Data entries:
*** Block opens ***

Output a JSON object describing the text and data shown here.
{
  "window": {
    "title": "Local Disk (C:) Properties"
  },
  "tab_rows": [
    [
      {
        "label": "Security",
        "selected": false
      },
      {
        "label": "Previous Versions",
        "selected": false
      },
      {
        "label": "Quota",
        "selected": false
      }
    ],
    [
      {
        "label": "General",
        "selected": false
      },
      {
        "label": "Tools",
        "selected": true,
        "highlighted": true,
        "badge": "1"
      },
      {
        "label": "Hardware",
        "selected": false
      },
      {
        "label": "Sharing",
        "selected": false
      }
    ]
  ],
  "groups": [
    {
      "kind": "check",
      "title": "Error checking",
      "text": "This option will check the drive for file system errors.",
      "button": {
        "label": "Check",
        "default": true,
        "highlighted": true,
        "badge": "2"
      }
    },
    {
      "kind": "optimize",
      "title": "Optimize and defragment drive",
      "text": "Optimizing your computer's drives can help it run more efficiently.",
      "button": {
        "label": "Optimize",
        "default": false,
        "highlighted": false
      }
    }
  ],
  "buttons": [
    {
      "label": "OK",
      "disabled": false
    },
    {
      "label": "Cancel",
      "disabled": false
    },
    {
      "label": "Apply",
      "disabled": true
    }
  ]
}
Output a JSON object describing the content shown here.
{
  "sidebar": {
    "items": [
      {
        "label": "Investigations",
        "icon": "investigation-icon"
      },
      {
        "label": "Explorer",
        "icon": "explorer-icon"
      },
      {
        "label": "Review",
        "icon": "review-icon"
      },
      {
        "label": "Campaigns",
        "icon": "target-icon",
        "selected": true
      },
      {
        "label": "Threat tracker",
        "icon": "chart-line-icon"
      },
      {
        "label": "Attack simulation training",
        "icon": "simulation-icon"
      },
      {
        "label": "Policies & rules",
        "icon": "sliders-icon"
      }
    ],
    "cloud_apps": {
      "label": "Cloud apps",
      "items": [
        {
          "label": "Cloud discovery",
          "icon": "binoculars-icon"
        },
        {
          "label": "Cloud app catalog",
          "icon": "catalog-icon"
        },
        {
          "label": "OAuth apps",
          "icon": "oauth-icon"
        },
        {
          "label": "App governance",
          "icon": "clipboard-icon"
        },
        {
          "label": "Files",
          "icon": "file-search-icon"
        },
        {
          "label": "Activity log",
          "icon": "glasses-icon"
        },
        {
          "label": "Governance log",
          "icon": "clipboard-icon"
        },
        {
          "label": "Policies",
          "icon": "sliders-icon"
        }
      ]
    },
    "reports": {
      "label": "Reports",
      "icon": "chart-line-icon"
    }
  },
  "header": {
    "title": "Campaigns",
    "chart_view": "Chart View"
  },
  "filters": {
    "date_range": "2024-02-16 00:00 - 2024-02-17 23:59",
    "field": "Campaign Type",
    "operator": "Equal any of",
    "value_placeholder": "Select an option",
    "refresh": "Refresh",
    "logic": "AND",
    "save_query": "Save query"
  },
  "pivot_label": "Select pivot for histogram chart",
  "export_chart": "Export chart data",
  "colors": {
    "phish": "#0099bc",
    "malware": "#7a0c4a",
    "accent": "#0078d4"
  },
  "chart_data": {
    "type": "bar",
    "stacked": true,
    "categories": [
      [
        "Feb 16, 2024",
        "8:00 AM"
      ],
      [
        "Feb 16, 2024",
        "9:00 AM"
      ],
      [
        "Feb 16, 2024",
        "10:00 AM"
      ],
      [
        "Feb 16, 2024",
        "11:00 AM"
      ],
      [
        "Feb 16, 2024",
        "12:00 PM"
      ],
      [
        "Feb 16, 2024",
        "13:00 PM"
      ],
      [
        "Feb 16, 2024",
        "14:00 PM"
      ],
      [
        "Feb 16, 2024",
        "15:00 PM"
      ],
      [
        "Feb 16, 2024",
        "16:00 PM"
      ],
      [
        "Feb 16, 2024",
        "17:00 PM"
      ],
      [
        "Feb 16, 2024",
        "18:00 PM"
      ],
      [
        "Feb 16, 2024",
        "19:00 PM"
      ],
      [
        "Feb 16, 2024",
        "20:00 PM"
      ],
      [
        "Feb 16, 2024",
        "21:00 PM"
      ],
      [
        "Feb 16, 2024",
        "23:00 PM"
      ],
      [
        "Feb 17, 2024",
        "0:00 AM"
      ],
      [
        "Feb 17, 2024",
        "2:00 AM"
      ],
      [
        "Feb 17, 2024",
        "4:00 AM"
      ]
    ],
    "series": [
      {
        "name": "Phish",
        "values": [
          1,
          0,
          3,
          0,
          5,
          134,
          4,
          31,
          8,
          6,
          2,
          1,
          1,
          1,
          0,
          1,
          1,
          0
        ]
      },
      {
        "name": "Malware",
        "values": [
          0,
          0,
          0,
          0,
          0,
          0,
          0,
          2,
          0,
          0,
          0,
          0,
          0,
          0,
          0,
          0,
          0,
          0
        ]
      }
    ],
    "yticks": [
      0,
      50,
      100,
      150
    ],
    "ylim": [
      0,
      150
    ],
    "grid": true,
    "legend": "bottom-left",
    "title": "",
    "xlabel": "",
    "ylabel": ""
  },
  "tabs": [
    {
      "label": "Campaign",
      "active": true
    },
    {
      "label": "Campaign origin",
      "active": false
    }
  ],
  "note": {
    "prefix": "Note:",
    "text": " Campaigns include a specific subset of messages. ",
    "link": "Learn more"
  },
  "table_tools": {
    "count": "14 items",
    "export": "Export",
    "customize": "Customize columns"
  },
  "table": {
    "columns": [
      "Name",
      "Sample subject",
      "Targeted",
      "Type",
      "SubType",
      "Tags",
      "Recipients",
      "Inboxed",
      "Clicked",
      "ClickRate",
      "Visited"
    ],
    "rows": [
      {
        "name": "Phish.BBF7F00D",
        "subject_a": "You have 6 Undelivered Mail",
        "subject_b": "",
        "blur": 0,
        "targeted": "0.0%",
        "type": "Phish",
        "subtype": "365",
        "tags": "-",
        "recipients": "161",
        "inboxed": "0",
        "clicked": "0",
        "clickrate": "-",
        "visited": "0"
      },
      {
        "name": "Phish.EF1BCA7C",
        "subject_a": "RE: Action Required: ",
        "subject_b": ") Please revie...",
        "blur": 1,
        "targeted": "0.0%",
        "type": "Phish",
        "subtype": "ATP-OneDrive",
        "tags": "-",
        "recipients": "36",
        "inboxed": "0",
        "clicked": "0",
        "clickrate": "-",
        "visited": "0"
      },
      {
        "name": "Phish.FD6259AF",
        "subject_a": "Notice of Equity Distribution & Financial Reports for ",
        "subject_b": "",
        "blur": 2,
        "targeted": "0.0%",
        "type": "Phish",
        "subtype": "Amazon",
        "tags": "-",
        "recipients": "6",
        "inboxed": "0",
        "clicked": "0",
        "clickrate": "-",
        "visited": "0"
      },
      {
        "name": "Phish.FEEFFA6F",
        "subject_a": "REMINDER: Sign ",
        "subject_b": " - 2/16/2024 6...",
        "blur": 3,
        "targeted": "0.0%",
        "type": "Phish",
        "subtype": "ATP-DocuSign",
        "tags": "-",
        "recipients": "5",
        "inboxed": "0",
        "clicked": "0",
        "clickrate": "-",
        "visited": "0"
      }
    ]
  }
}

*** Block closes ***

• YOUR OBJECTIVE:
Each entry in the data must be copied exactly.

• ANSWER BELOW:
Output a JSON object describing the text and data shown here.
{
  "window": {
    "title": "Local Disk (C:) Properties"
  },
  "tab_rows": [
    [
      {
        "label": "Security",
        "selected": false
      },
      {
        "label": "Previous Versions",
        "selected": false
      },
      {
        "label": "Quota",
        "selected": false
      }
    ],
    [
      {
        "label": "General",
        "selected": false
      },
      {
        "label": "Tools",
        "selected": true,
        "highlighted": true,
        "badge": "1"
      },
      {
        "label": "Hardware",
        "selected": false
      },
      {
        "label": "Sharing",
        "selected": false
      }
    ]
  ],
  "groups": [
    {
      "kind": "check",
      "title": "Error checking",
      "text": "This option will check the drive for file system errors.",
      "button": {
        "label": "Check",
        "default": true,
        "highlighted": true,
        "badge": "2"
      }
    },
    {
      "kind": "optimize",
      "title": "Optimize and defragment drive",
      "text": "Optimizing your computer's drives can help it run more efficiently.",
      "button": {
        "label": "Optimize",
        "default": false,
        "highlighted": false
      }
    }
  ],
  "buttons": [
    {
      "label": "OK",
      "disabled": false
    },
    {
      "label": "Cancel",
      "disabled": false
    },
    {
      "label": "Apply",
      "disabled": true
    }
  ]
}
Output a JSON object describing the content shown here.
{
  "sidebar": {
    "items": [
      {
        "label": "Investigations",
        "icon": "investigation-icon"
      },
      {
        "label": "Explorer",
        "icon": "explorer-icon"
      },
      {
        "label": "Review",
        "icon": "review-icon"
      },
      {
        "label": "Campaigns",
        "icon": "target-icon",
        "selected": true
      },
      {
        "label": "Threat tracker",
        "icon": "chart-line-icon"
      },
      {
        "label": "Attack simulation training",
        "icon": "simulation-icon"
      },
      {
        "label": "Policies & rules",
        "icon": "sliders-icon"
      }
    ],
    "cloud_apps": {
      "label": "Cloud apps",
      "items": [
        {
          "label": "Cloud discovery",
          "icon": "binoculars-icon"
        },
        {
          "label": "Cloud app catalog",
          "icon": "catalog-icon"
        },
        {
          "label": "OAuth apps",
          "icon": "oauth-icon"
        },
        {
          "label": "App governance",
          "icon": "clipboard-icon"
        },
        {
          "label": "Files",
          "icon": "file-search-icon"
        },
        {
          "label": "Activity log",
          "icon": "glasses-icon"
        },
        {
          "label": "Governance log",
          "icon": "clipboard-icon"
        },
        {
          "label": "Policies",
          "icon": "sliders-icon"
        }
      ]
    },
    "reports": {
      "label": "Reports",
      "icon": "chart-line-icon"
    }
  },
  "header": {
    "title": "Campaigns",
    "chart_view": "Chart View"
  },
  "filters": {
    "date_range": "2024-02-16 00:00 - 2024-02-17 23:59",
    "field": "Campaign Type",
    "operator": "Equal any of",
    "value_placeholder": "Select an option",
    "refresh": "Refresh",
    "logic": "AND",
    "save_query": "Save query"
  },
  "pivot_label": "Select pivot for histogram chart",
  "export_chart": "Export chart data",
  "colors": {
    "phish": "#0099bc",
    "malware": "#7a0c4a",
    "accent": "#0078d4"
  },
  "chart_data": {
    "type": "bar",
    "stacked": true,
    "categories": [
      [
        "Feb 16, 2024",
        "8:00 AM"
      ],
      [
        "Feb 16, 2024",
        "9:00 AM"
      ],
      [
        "Feb 16, 2024",
        "10:00 AM"
      ],
      [
        "Feb 16, 2024",
        "11:00 AM"
      ],
      [
        "Feb 16, 2024",
        "12:00 PM"
      ],
      [
        "Feb 16, 2024",
        "13:00 PM"
      ],
      [
        "Feb 16, 2024",
        "14:00 PM"
      ],
      [
        "Feb 16, 2024",
        "15:00 PM"
      ],
      [
        "Feb 16, 2024",
        "16:00 PM"
      ],
      [
        "Feb 16, 2024",
        "17:00 PM"
      ],
      [
        "Feb 16, 2024",
        "18:00 PM"
      ],
      [
        "Feb 16, 2024",
        "19:00 PM"
      ],
      [
        "Feb 16, 2024",
        "20:00 PM"
      ],
      [
        "Feb 16, 2024",
        "21:00 PM"
      ],
      [
        "Feb 16, 2024",
        "23:00 PM"
      ],
      [
        "Feb 17, 2024",
        "0:00 AM"
      ],
      [
        "Feb 17, 2024",
        "2:00 AM"
      ],
      [
        "Feb 17, 2024",
        "4:00 AM"
      ]
    ],
    "series": [
      {
        "name": "Phish",
        "values": [
          1,
          0,
          3,
          0,
          5,
          134,
          4,
          31,
          8,
          6,
          2,
          1,
          1,
          1,
          0,
          1,
          1,
          0
        ]
      },
      {
        "name": "Malware",
        "values": [
          0,
          0,
          0,
          0,
          0,
          0,
          0,
          2,
          0,
          0,
          0,
          0,
          0,
          0,
          0,
          0,
          0,
          0
        ]
      }
    ],
    "yticks": [
      0,
      50,
      100,
      150
    ],
    "ylim": [
      0,
      150
    ],
    "grid": true,
    "legend": "bottom-left",
    "title": "",
    "xlabel": "",
    "ylabel": ""
  },
  "tabs": [
    {
      "label": "Campaign",
      "active": true
    },
    {
      "label": "Campaign origin",
      "active": false
    }
  ],
  "note": {
    "prefix": "Note:",
    "text": " Campaigns include a specific subset of messages. ",
    "link": "Learn more"
  },
  "table_tools": {
    "count": "14 items",
    "export": "Export",
    "customize": "Customize columns"
  },
  "table": {
    "columns": [
      "Name",
      "Sample subject",
      "Targeted",
      "Type",
      "SubType",
      "Tags",
      "Recipients",
      "Inboxed",
      "Clicked",
      "ClickRate",
      "Visited"
    ],
    "rows": [
      {
        "name": "Phish.BBF7F00D",
        "subject_a": "You have 6 Undelivered Mail",
        "subject_b": "",
        "blur": 0,
        "targeted": "0.0%",
        "type": "Phish",
        "subtype": "365",
        "tags": "-",
        "recipients": "161",
        "inboxed": "0",
        "clicked": "0",
        "clickrate": "-",
        "visited": "0"
      },
      {
        "name": "Phish.EF1BCA7C",
        "subject_a": "RE: Action Required: ",
        "subject_b": ") Please revie...",
        "blur": 1,
        "targeted": "0.0%",
        "type": "Phish",
        "subtype": "ATP-OneDrive",
        "tags": "-",
        "recipients": "36",
        "inboxed": "0",
        "clicked": "0",
        "clickrate": "-",
        "visited": "0"
      },
      {
        "name": "Phish.FD6259AF",
        "subject_a": "Notice of Equity Distribution & Financial Reports for ",
        "subject_b": "",
        "blur": 2,
        "targeted": "0.0%",
        "type": "Phish",
        "subtype": "Amazon",
        "tags": "-",
        "recipients": "6",
        "inboxed": "0",
        "clicked": "0",
        "clickrate": "-",
        "visited": "0"
      },
      {
        "name": "Phish.FEEFFA6F",
        "subject_a": "REMINDER: Sign ",
        "subject_b": " - 2/16/2024 6...",
        "blur": 3,
        "targeted": "0.0%",
        "type": "Phish",
        "subtype": "ATP-DocuSign",
        "tags": "-",
        "recipients": "5",
        "inboxed": "0",
        "clicked": "0",
        "clickrate": "-",
        "visited": "0"
      }
    ]
  }
}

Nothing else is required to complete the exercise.